Amazon is in a bit of a strange position as far as digital retailers go. Not only does the company sell a wide array of its own, custom products; ranging from mice to keyboards and from speakers to chairs, but it also hosts thousands upon thousands of other product listings as well.
As such, the Commission believes Amazon has exploited its dominant market position to gain an unfair advantage over the third-party sellers whose products it hosts. Commission investigators found that Amazon feeds back-end data about third-party sellers' products into its own algorithms to help it decide which products to launch.
The Commission says Amazon is using this data to directly copy the products of some third-party sellers and then sell its own versions at a lower price point. This is something Amazon has been accused of in the past, and it's how several products in the company's "Amazon Basics" catalog came to be.
"We must ensure that dual role platforms with market power, such as Amazon, do not distort competition," explains European Commission executive vice president Margrethe Vestager in a statement. "Data on the activity of third party sellers should not be used to the benefit of Amazon when it acts as a competitor to these sellers."
This investigation began a whopping two years ago, and has finally resulted in the above findings. However, those are only preliminary – a second investigation is starting soon, and it will focus on a related part of Amazon's business model: the "buy box." The buy box is simply the portion of a given Amazon listing that features the large "Add to Cart" and "Add to List" buttons.
When multiple sellers are listing the same product, only one of them can occupy the buy box at a given time (with the rest being pushed to a smaller "Other Sellers" section below). The European Commission's concern lies in the possibility that Amazon is favoring itself here, or third-party sellers who choose to use the retailer's shipping systems in lieu of independent alternatives like FedEx or UPS.

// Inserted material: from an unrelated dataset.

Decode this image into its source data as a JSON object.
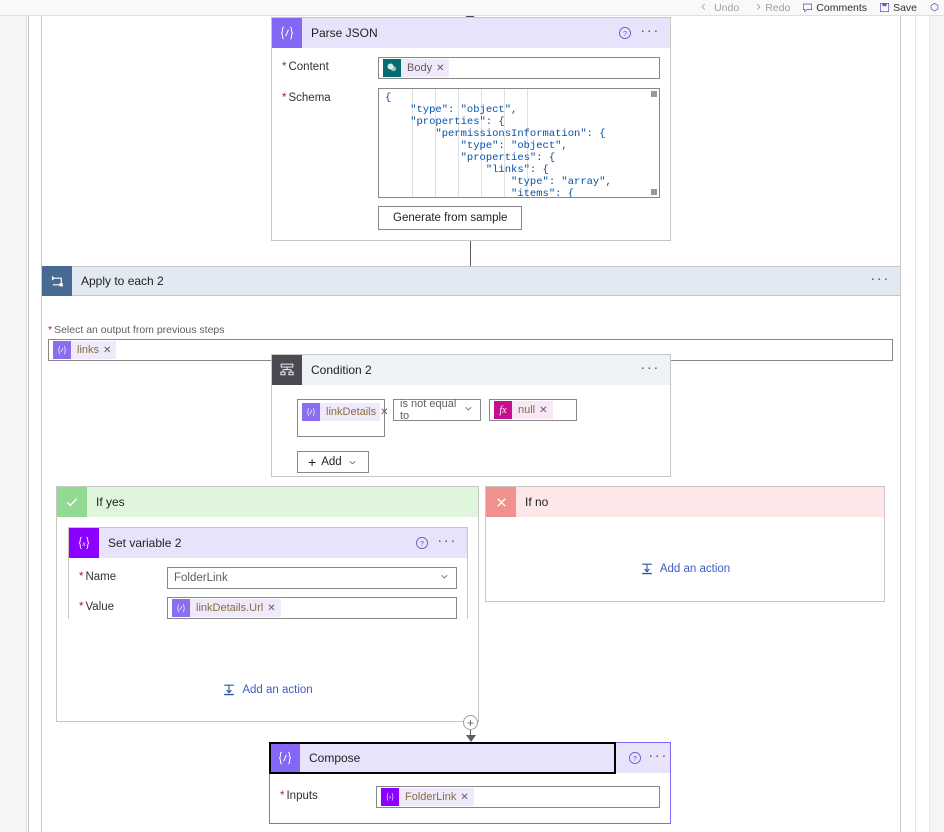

If Amazon is found guilty after this second investigation concludes, it could be forced to pay up to 10 percent of its annual revenue in fines, which would be a substantial chunk of change. Of course, Amazon's deep pockets also mean it can afford to retain world-class lawyers, so it remains to be seen whether or not any charges will stick in the end.